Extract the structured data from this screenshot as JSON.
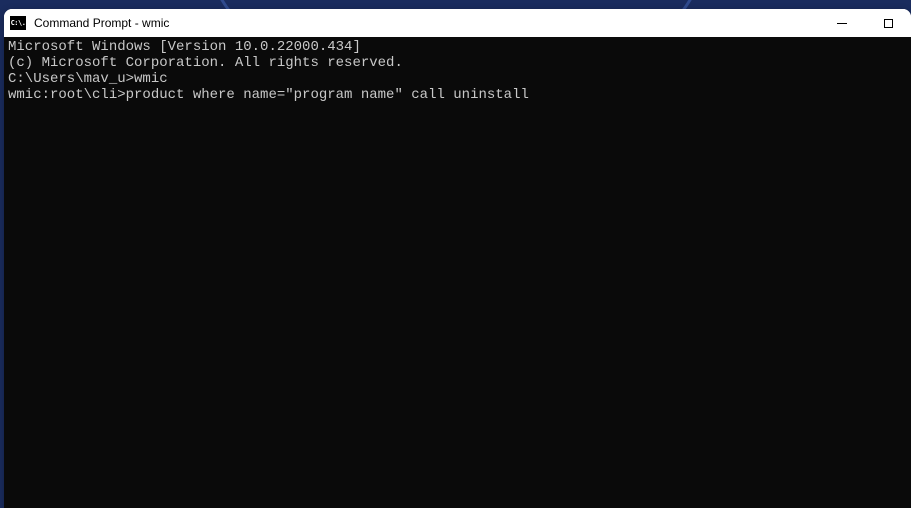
{
  "window": {
    "title": "Command Prompt - wmic",
    "icon_label": "C:\\."
  },
  "terminal": {
    "lines": [
      "Microsoft Windows [Version 10.0.22000.434]",
      "(c) Microsoft Corporation. All rights reserved.",
      "",
      "C:\\Users\\mav_u>wmic",
      "wmic:root\\cli>product where name=\"program name\" call uninstall"
    ]
  }
}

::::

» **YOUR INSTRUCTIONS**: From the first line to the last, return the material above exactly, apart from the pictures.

» **ANSWER SPACE**:
Extract the structured data from this screenshot as JSON.
{
  "window": {
    "title": "Command Prompt - wmic",
    "icon_label": "C:\\."
  },
  "terminal": {
    "lines": [
      "Microsoft Windows [Version 10.0.22000.434]",
      "(c) Microsoft Corporation. All rights reserved.",
      "",
      "C:\\Users\\mav_u>wmic",
      "wmic:root\\cli>product where name=\"program name\" call uninstall"
    ]
  }
}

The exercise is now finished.